A comparison of gibberellic acid treatment versus untreated controls has been run on 50 seed lots in the last two years. Some were my crosses, some were from the ARS Seed Exchange and some were from the Rhododendron Species Foundation. Included were species rhododendron and azaleas, and various crosses. After eliminating those that didn't germinate by either method, and the yak seeds, there were 36 seed lots. An overall average for the 36 seed lots treated with gibberellic acid was 54% germination after 30 days; for the control, 41%. There does seem to be a positive effect, but not worth the effort for seed that germinates at all reasonably. So far, other than yak, the following seeds have needed a gibberellic acid treatment to get a reasonable number of seedlings: yak, F.C.C. X R. traillianum, yak, F.C.C. X R. calophytum, yak, F.C.C. X R. maximum and R. albrechtii.
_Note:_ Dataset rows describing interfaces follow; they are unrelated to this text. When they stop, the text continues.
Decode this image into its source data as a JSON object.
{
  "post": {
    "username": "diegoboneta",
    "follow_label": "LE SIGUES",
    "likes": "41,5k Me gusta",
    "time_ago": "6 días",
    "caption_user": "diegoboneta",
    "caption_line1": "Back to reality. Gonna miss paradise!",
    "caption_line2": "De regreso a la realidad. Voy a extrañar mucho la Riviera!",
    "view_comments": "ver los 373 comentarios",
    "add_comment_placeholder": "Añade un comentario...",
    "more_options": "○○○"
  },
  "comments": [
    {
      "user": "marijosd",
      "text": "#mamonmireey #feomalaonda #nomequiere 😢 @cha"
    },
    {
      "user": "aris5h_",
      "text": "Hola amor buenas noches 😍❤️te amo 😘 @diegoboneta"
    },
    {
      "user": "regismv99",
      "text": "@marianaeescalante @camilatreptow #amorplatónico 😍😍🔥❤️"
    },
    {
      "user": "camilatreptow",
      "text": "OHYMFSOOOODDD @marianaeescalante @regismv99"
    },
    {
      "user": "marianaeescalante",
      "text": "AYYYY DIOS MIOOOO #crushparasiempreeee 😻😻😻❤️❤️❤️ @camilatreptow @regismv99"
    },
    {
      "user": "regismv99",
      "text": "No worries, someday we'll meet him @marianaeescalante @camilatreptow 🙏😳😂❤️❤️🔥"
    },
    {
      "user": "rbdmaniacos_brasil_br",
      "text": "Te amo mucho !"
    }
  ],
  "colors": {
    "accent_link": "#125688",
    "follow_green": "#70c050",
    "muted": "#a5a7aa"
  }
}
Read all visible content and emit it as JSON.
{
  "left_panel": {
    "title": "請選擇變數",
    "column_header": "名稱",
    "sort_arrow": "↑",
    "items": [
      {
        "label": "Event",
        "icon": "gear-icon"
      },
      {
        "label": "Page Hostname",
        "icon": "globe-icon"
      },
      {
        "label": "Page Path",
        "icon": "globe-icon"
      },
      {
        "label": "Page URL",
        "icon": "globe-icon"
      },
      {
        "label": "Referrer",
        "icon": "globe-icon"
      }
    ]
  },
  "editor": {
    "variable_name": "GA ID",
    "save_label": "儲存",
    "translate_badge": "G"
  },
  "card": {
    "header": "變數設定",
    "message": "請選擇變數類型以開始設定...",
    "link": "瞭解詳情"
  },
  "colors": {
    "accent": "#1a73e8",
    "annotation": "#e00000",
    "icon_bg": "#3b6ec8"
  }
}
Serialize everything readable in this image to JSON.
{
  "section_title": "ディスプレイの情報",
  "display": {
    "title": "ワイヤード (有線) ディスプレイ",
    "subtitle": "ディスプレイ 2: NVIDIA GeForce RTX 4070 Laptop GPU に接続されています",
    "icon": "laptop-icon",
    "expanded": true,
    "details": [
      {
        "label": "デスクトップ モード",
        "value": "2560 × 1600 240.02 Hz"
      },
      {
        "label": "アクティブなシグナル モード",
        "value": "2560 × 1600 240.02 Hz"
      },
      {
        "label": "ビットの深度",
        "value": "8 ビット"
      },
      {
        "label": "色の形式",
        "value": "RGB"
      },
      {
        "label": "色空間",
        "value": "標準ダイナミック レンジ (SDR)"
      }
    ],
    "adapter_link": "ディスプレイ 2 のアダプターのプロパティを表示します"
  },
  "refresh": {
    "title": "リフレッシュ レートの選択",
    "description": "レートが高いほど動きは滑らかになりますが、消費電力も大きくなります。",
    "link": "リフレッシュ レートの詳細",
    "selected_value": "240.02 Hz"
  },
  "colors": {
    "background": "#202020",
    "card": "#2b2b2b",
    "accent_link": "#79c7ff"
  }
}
Another characteristic of gibberellic acid treated seed is that they start and finish germinating sooner. They start in 7-9 days and are finished in 3 weeks. Untreated seeds generally start in 12-14 days and finish in 4 weeks, except for a few stragglers with some seed varieties.
My supply of gibberellic acid from Camellia Gibb ran out before experiments in 1990 were completed. An inquiry to the manufacturer disclosed that Camellia Gibb was no longer available. It was suggested that I contact Abbott Laboratories about their product, Pro-Gibb. A very accommodating person in the Chemical and Agricultural Products Division at Abbott Laboratories sent me literature about Pro-Gibb and a one gram experimental sample of gibberellic acid. That was enough to complete the planned experiments and an ample supply for any future experiments. Pro-Gibb is registered for use on a variety of fruit and vegetable crops. It is not registered for use on rhododendron seed, but that does not preclude its use for experimental purposes. Many agricultural chemical companies that work with fruit crops carry Pro-Gibb. However, two products, Pro-Gibb Plus 2X Soluble Powder and Pro-Gibb 4% Liquid Concentrate, being agricultural chemicals, contain enough gibberellic acid (32g or more per bottle) to supply a great many experimentalists for life. Experimental quantities may be available from suppliers of fine chemicals.
The main conclusion to be drawn from these experiments is that a 24-hr, soak of R. yakushimanum seed in a water solution containing 800-1600ppm of gibberellic acid dramatically increases the germination of the seed. Several seed varieties of rhododendron and azalea, other than R. yakushimanum, have also greatly benefited from the treatment. Most rhododendron and azalea seed germinate satisfactorily without such a treatment.
Editor's note: F.C.C. stands for First Class Certificate, a species award given by the Royal Horticultural Society.
Russell Gilkey is a retired research chemist from Tennessee Eastman Company. He received his Ph.D. in organic chemistry from the University of Illinois. As a hobby he raises, propagates and hybridizes rhododendrons. He is an active member of the Southeastern Chapter of the ARS and is a member of the ARS Research Committee.